- Planning & Development
- Housing & Energy
- Go Solar
- Part 2: Installing Solar System in Lowell
Part 2: Installing Solar System in Lowell
Part 2: Installing Solar Systems in Lowell: Zoning and Permits
- The City of Lowell allows rooftop and ground-mounted solar systems in all areas of the city, consistent with state law. The City of Lowell permits rooftop solar energy systems and ground-mounted solar energy systems in every district of the City without special permits, conditions, or variances. The Commonwealth of Massachusetts effectively set this policy for Lowell in MGL 40A Section 3:
“No zoning ordinance or by-law shall prohibit or unreasonably regulate the installation of solar energy systems or the building of structures that facilitate the collection of solar energy, except where necessary to protect the public health, safety or welfare.”
The City interprets this statute as establishing a land-owner’s right to install photovoltaic energy systems (PV) on his or her roof or property, provided the installation is safe and secure, and does not degrade Lowell’s investment in restoring its historic character. Staff will recommend zoning amendments to the newly inaugurated City Council in 2018 to codify this interpretation and to fulfill one of the goals of the City’s Master Plan:
“Identify the impediments to implementation of renewable energy systems on private homes and commercial properties, and seek to address them through education, permit streamlining, and ordinances which properly balance incentives with regulation of potentially harmful impacts.”
Goal 7: Produce Energy from Renewable Sources
City employees do not have the discretion to prohibit a building owner from installing solar PV, though they do have a responsibility to ensure that installations are safe and secure. To protect public health, safety, and welfare, Lowell requires that installers of PV systems receive an electrical permit. Lowell [has established a streamlined permitting process for all residential installations and for rooftop commercial systems that do not raise historic preservation issues.. The streamlined process is designed to deliver decisions on permits applications within three business days of their receipt. Permits for historic properties and for commercial ground-mounted systems are not streamlined but are handled within 10 days of their receipt.
2. Solar energy systems require electrical permits:

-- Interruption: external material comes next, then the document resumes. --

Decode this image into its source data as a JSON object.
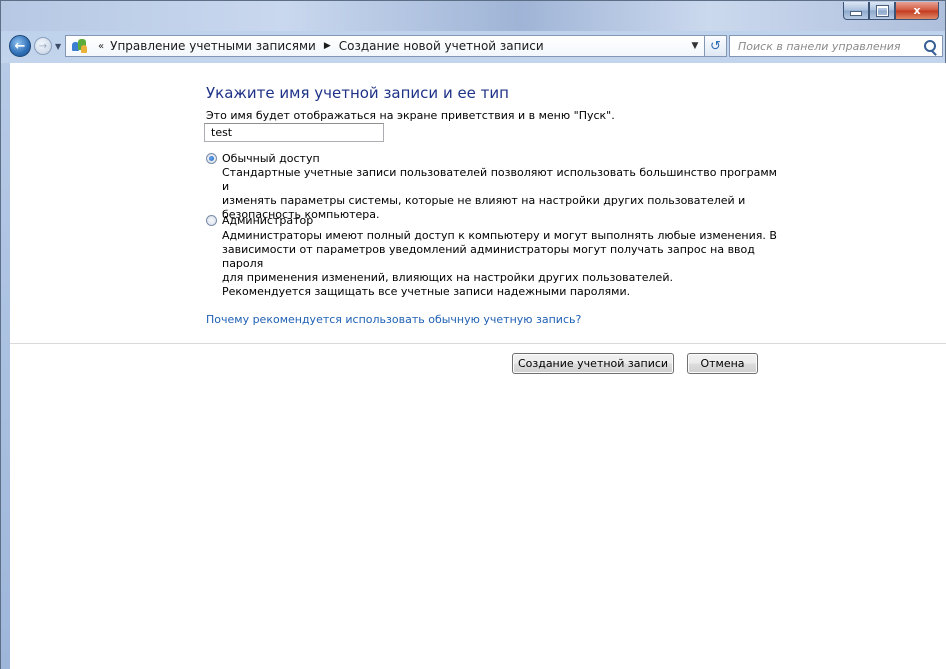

Before installing a solar energy system, your installer will need to apply for and receive the appropriate permit from the City. Lowell combines its building and electrical permits in a single application form for solar projects. The permitting and inspection checklist explains each step of the process and the fees involved. For typical residential and commercial systems, the Lowell Development Services Division issues most permits within three days of receiving a completed application. Large ground-mounted systems require a more thorough permit review and take up to 10 days.
3. Solar energy systems must be inspected and approved:
Your solar installer will work with Development Services to schedule the necessary inspection(s) to ensure that the system has been installed properly and will operate safely. Learn more about the details of the process in the permitting checklist
4. National Grid needs to make the final connection:
Before your installer can energize your solar system, National Grid will have to complete the “interconnection” process. Making this happen is your installer’s responsibility. Interconnection is not a trivial matter and is best dealt with early in the process. Well before you purchase panels or put anything on your roof, your installer should ensure that National Grid will accept the location and size of your planned system without requiring you to pay for costly upgrades to the local circuit.
5. Solar Permitting and Inspection Checklist:
Learn more about the Solar Permitting & Inspection Checklist